REQUIRED ACTION: In the data below, which lines contain "JSON"? List them by copying each one.

Dataset rows describing interfaces:
____________
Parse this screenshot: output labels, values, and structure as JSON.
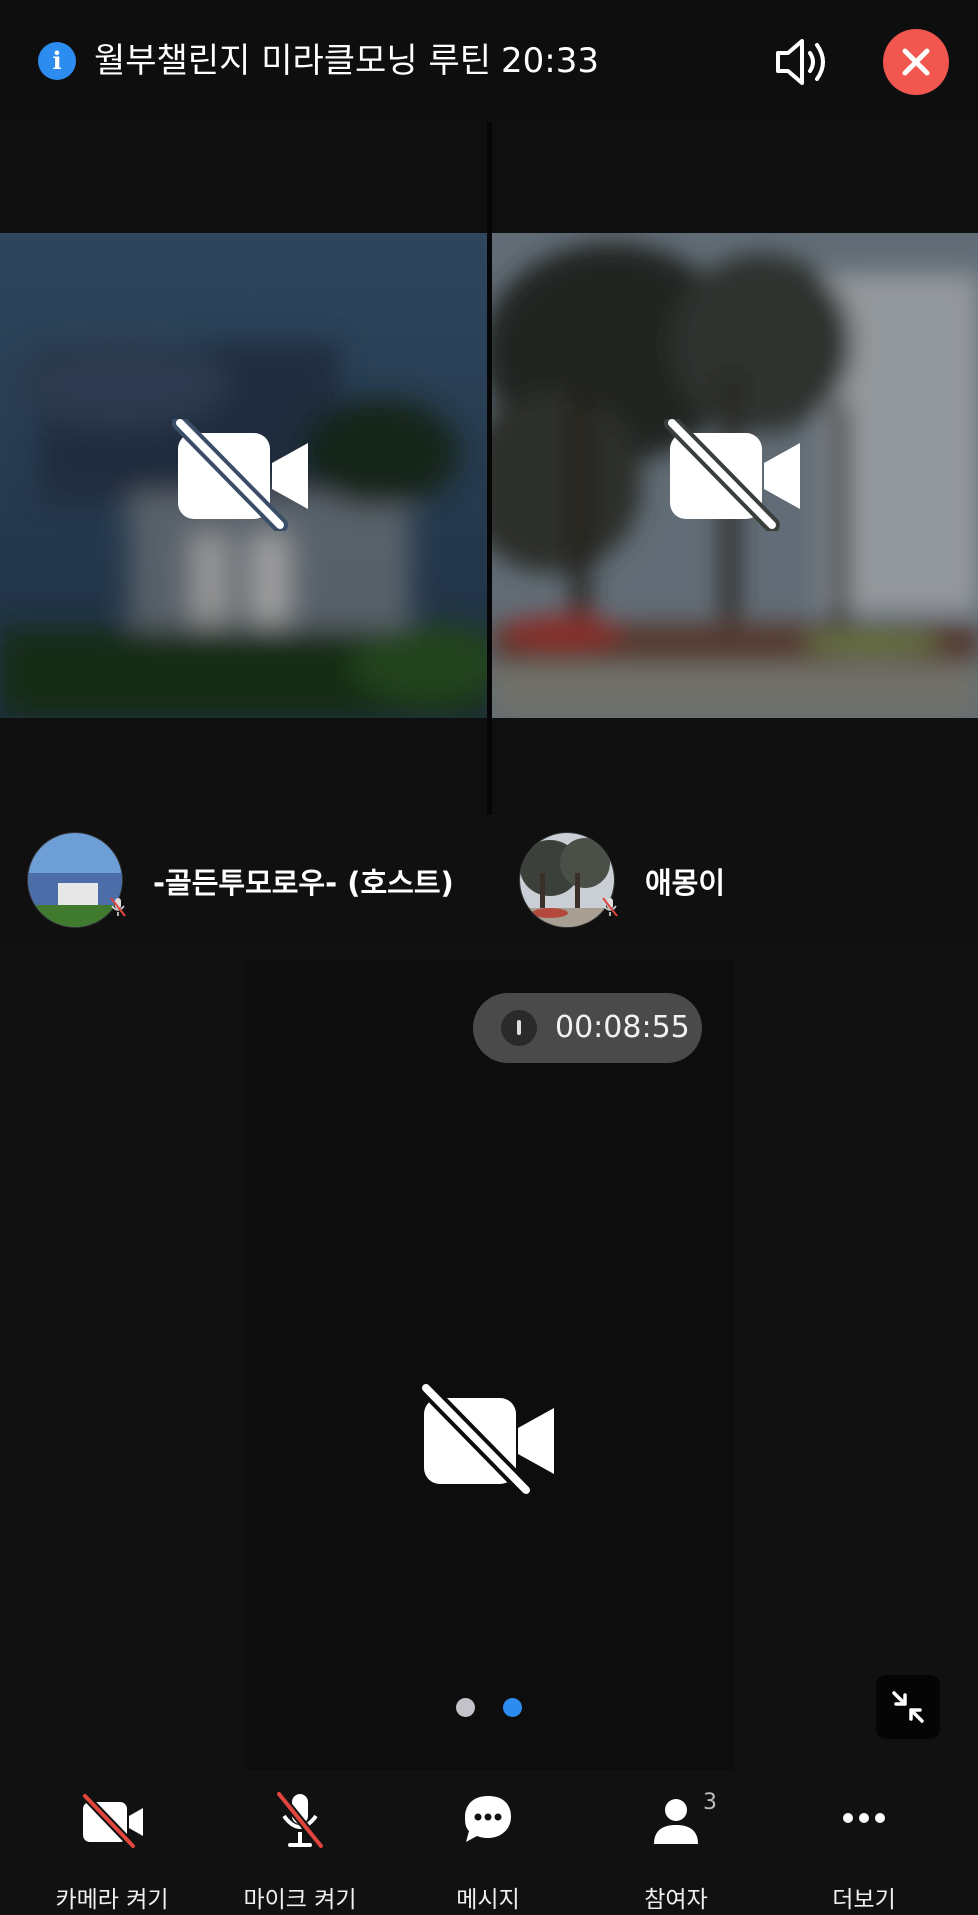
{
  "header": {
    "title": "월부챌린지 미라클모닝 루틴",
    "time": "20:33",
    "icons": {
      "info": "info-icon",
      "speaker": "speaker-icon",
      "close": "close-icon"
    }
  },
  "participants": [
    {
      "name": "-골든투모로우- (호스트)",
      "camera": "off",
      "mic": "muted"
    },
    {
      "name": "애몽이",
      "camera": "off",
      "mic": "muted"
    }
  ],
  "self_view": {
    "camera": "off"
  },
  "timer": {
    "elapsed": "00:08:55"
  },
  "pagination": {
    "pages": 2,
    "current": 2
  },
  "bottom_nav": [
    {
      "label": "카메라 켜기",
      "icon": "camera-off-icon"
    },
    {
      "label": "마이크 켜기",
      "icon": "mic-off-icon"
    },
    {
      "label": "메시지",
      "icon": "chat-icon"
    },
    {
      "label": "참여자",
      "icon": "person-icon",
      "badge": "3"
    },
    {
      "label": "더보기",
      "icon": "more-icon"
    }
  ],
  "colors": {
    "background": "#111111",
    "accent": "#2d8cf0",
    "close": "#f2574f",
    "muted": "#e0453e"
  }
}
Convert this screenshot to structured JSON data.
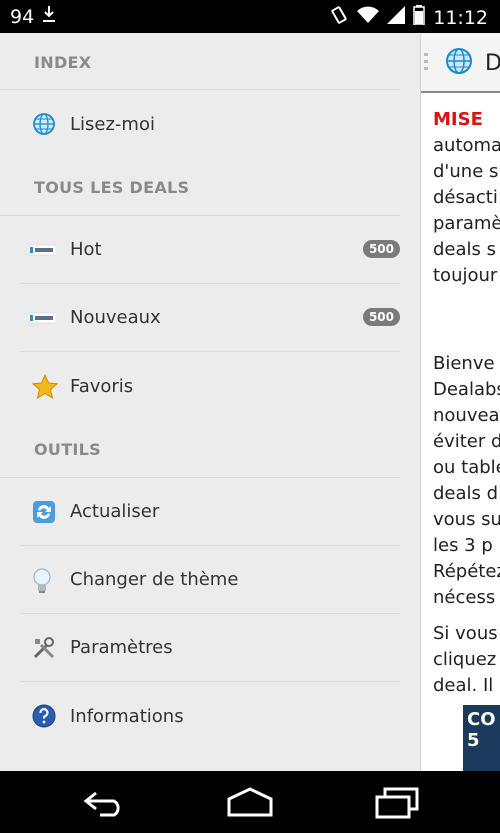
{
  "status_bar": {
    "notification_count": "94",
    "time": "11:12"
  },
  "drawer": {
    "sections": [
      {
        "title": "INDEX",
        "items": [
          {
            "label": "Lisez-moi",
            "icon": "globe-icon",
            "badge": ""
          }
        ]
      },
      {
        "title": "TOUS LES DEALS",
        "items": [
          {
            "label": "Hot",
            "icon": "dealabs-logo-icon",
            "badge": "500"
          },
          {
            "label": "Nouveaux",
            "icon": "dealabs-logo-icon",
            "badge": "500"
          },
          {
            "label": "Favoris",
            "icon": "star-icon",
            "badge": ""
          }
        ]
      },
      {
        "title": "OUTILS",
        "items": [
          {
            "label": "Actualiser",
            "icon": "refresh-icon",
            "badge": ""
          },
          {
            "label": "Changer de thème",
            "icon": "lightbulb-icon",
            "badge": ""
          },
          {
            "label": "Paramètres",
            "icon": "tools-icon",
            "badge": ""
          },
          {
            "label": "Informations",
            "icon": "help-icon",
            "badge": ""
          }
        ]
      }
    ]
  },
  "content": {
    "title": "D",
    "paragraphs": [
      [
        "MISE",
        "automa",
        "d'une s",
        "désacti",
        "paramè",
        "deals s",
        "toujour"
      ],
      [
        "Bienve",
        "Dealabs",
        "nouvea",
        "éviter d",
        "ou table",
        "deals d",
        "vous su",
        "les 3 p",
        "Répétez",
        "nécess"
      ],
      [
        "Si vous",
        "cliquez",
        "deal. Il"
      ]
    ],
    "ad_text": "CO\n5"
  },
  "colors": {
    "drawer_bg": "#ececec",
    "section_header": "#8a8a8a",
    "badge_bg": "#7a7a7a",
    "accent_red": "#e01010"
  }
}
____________
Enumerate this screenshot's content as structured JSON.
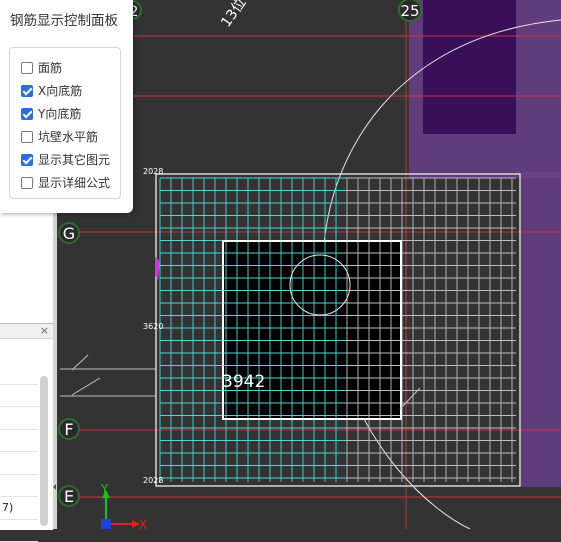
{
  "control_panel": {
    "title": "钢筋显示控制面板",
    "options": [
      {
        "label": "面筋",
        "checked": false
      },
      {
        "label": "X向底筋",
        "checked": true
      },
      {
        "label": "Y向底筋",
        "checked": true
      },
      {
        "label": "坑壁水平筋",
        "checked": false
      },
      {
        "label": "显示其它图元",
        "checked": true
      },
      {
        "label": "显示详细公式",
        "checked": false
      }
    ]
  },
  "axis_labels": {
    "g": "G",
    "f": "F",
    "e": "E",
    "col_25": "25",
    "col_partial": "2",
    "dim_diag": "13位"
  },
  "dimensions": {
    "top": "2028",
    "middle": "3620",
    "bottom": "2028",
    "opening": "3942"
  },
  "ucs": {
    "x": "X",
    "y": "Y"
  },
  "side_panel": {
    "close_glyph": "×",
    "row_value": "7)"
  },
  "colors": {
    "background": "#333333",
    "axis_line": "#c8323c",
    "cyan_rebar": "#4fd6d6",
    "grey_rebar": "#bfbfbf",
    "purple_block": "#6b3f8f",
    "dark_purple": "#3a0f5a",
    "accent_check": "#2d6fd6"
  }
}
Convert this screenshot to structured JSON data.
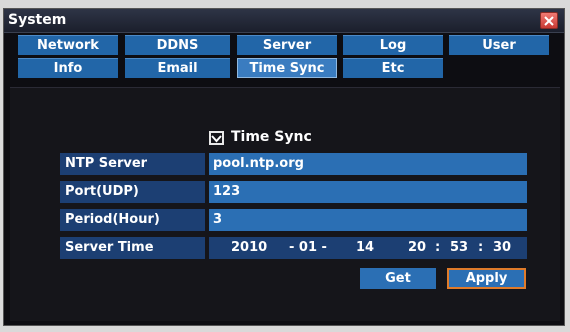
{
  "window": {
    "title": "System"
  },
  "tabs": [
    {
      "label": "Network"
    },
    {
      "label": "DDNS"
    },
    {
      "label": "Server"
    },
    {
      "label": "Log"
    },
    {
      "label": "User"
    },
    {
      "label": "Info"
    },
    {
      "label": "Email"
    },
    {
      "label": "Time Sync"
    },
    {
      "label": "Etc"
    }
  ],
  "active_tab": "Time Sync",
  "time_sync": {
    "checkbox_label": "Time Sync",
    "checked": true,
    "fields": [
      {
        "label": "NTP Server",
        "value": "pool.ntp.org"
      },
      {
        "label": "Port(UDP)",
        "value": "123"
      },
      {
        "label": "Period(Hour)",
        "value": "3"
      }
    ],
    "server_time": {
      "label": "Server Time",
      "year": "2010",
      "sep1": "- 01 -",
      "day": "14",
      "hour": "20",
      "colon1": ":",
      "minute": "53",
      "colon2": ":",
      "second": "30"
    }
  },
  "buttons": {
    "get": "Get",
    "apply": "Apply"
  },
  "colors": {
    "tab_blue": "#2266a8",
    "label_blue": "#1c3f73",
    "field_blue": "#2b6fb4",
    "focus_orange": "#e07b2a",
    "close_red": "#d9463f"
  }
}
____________
RESPONSE TO THIS EXERCISE:
Parse this screenshot: output labels, values, and structure as JSON.
Convert this screenshot to structured JSON data.
Enumerate this screenshot's content as structured JSON.
Convert this screenshot to structured JSON data.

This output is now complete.